Data supplied Start Marker

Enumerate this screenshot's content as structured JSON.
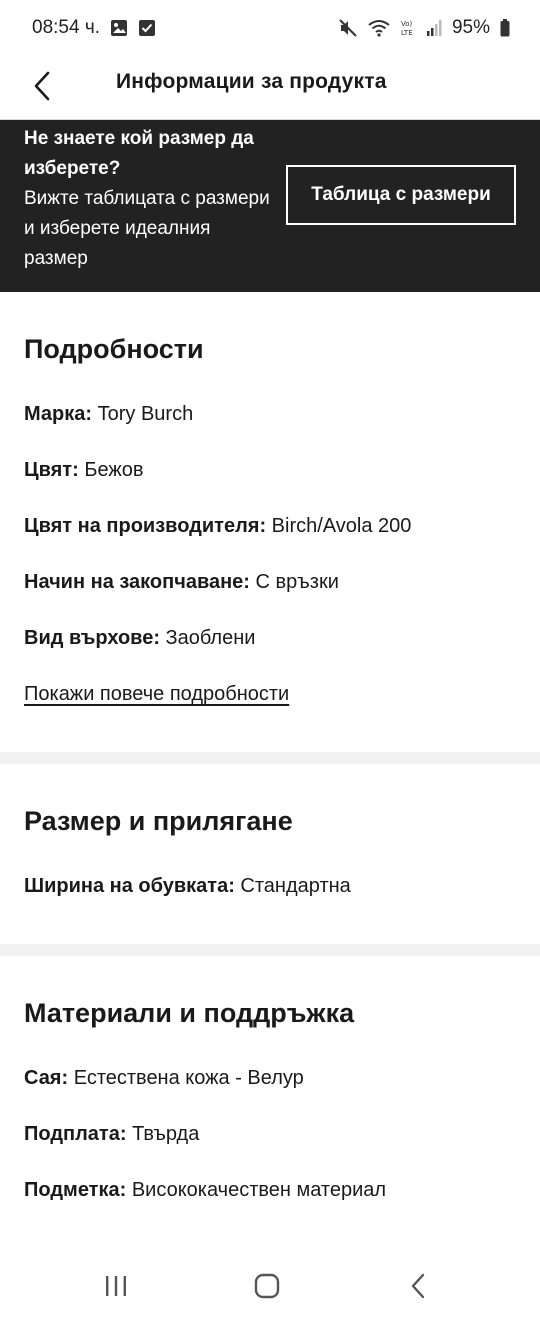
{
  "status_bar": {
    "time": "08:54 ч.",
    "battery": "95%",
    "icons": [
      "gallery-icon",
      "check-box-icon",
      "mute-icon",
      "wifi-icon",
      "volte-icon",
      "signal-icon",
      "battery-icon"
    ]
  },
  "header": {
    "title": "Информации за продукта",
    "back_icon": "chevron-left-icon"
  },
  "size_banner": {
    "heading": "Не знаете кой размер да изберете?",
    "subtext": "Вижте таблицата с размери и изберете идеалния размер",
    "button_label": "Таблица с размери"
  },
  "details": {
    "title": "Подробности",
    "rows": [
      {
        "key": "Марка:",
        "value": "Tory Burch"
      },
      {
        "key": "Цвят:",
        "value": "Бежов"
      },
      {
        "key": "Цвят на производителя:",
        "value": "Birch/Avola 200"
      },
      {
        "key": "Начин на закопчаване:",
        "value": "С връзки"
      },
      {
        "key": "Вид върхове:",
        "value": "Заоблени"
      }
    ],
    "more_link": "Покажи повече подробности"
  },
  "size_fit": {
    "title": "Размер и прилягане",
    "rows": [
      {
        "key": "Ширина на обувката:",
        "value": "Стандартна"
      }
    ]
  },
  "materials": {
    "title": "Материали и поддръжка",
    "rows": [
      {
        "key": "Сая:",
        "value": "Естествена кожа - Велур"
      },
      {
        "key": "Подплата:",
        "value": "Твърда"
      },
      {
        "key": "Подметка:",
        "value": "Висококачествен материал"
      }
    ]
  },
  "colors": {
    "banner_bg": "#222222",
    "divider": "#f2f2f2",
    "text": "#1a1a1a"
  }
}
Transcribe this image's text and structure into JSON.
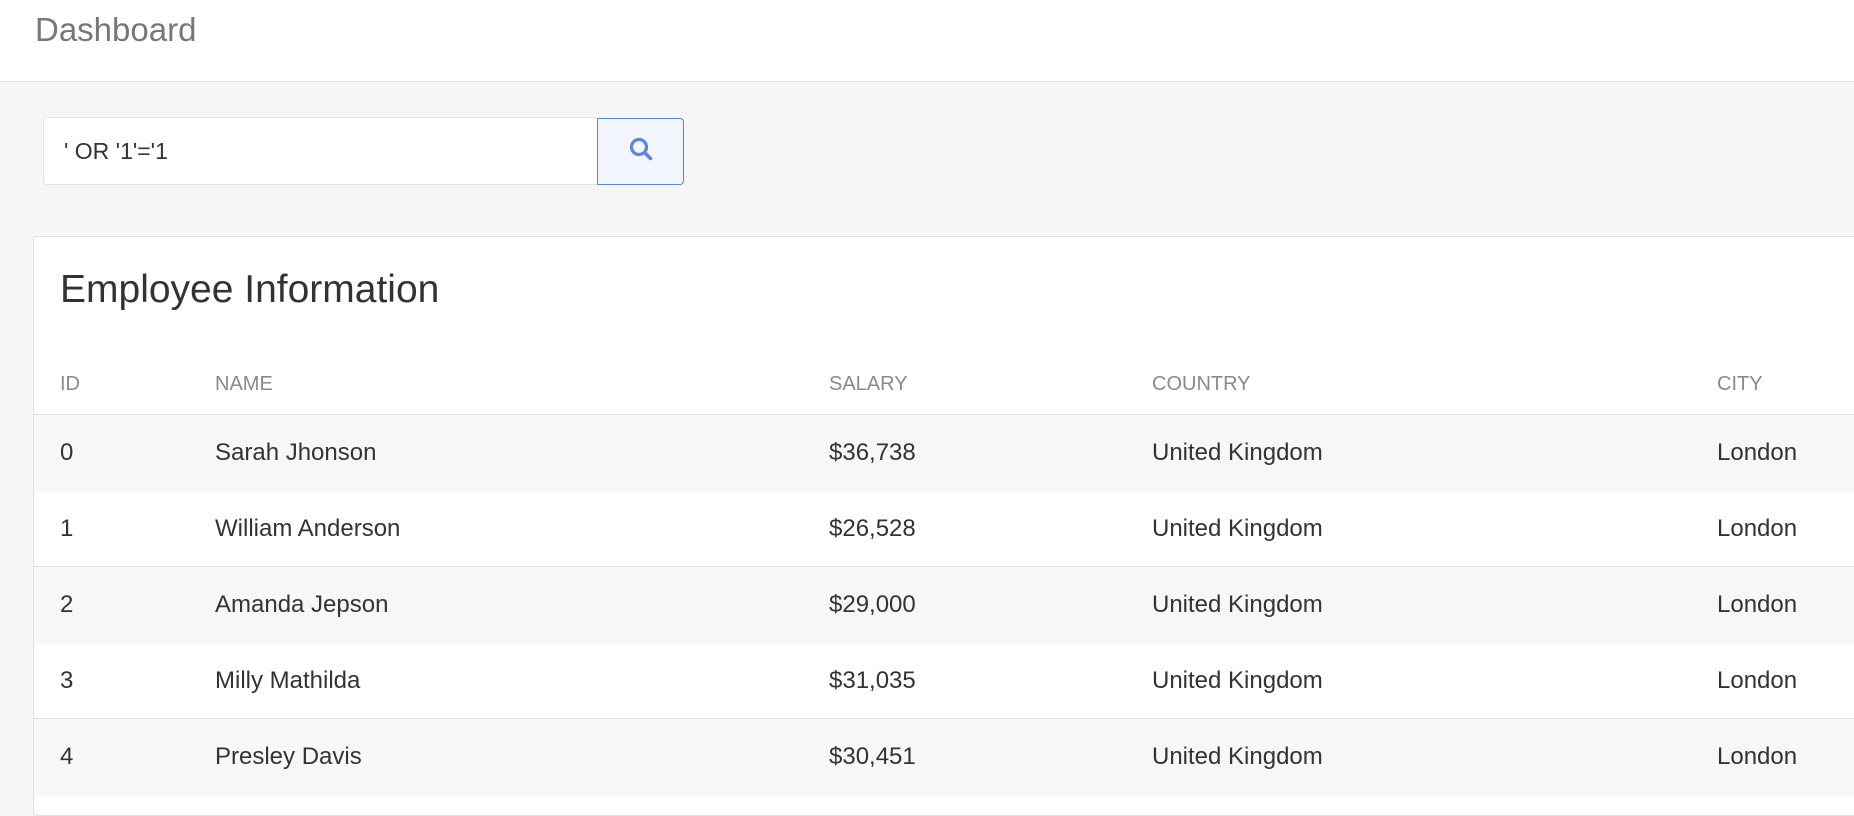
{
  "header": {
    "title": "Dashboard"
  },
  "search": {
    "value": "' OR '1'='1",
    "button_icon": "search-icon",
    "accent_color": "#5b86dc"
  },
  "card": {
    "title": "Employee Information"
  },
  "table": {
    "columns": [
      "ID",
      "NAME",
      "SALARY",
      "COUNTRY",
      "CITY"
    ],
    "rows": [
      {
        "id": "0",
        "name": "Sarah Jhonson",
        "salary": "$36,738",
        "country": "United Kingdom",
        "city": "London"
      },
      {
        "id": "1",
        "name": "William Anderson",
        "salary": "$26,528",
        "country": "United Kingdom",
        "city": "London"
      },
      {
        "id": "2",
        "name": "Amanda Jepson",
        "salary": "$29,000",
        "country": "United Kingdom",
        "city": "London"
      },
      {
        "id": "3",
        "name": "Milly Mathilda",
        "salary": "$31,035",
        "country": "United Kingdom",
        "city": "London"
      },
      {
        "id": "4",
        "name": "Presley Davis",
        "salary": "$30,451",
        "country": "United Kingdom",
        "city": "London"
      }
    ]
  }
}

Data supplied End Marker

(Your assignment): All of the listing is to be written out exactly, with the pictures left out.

(Answer area):
Enumerate this screenshot's content as structured JSON.
{
  "status_bar": {
    "time": "08:54 ч.",
    "battery": "95%",
    "icons": [
      "gallery-icon",
      "check-box-icon",
      "mute-icon",
      "wifi-icon",
      "volte-icon",
      "signal-icon",
      "battery-icon"
    ]
  },
  "header": {
    "title": "Информации за продукта",
    "back_icon": "chevron-left-icon"
  },
  "size_banner": {
    "heading": "Не знаете кой размер да изберете?",
    "subtext": "Вижте таблицата с размери и изберете идеалния размер",
    "button_label": "Таблица с размери"
  },
  "details": {
    "title": "Подробности",
    "rows": [
      {
        "key": "Марка:",
        "value": "Tory Burch"
      },
      {
        "key": "Цвят:",
        "value": "Бежов"
      },
      {
        "key": "Цвят на производителя:",
        "value": "Birch/Avola 200"
      },
      {
        "key": "Начин на закопчаване:",
        "value": "С връзки"
      },
      {
        "key": "Вид върхове:",
        "value": "Заоблени"
      }
    ],
    "more_link": "Покажи повече подробности"
  },
  "size_fit": {
    "title": "Размер и прилягане",
    "rows": [
      {
        "key": "Ширина на обувката:",
        "value": "Стандартна"
      }
    ]
  },
  "materials": {
    "title": "Материали и поддръжка",
    "rows": [
      {
        "key": "Сая:",
        "value": "Естествена кожа - Велур"
      },
      {
        "key": "Подплата:",
        "value": "Твърда"
      },
      {
        "key": "Подметка:",
        "value": "Висококачествен материал"
      }
    ]
  },
  "colors": {
    "banner_bg": "#222222",
    "divider": "#f2f2f2",
    "text": "#1a1a1a"
  }
}
Transcribe this image's text and structure into JSON.
{
  "header": {
    "title": "Dashboard"
  },
  "search": {
    "value": "' OR '1'='1",
    "button_icon": "search-icon",
    "accent_color": "#5b86dc"
  },
  "card": {
    "title": "Employee Information"
  },
  "table": {
    "columns": [
      "ID",
      "NAME",
      "SALARY",
      "COUNTRY",
      "CITY"
    ],
    "rows": [
      {
        "id": "0",
        "name": "Sarah Jhonson",
        "salary": "$36,738",
        "country": "United Kingdom",
        "city": "London"
      },
      {
        "id": "1",
        "name": "William Anderson",
        "salary": "$26,528",
        "country": "United Kingdom",
        "city": "London"
      },
      {
        "id": "2",
        "name": "Amanda Jepson",
        "salary": "$29,000",
        "country": "United Kingdom",
        "city": "London"
      },
      {
        "id": "3",
        "name": "Milly Mathilda",
        "salary": "$31,035",
        "country": "United Kingdom",
        "city": "London"
      },
      {
        "id": "4",
        "name": "Presley Davis",
        "salary": "$30,451",
        "country": "United Kingdom",
        "city": "London"
      }
    ]
  }
}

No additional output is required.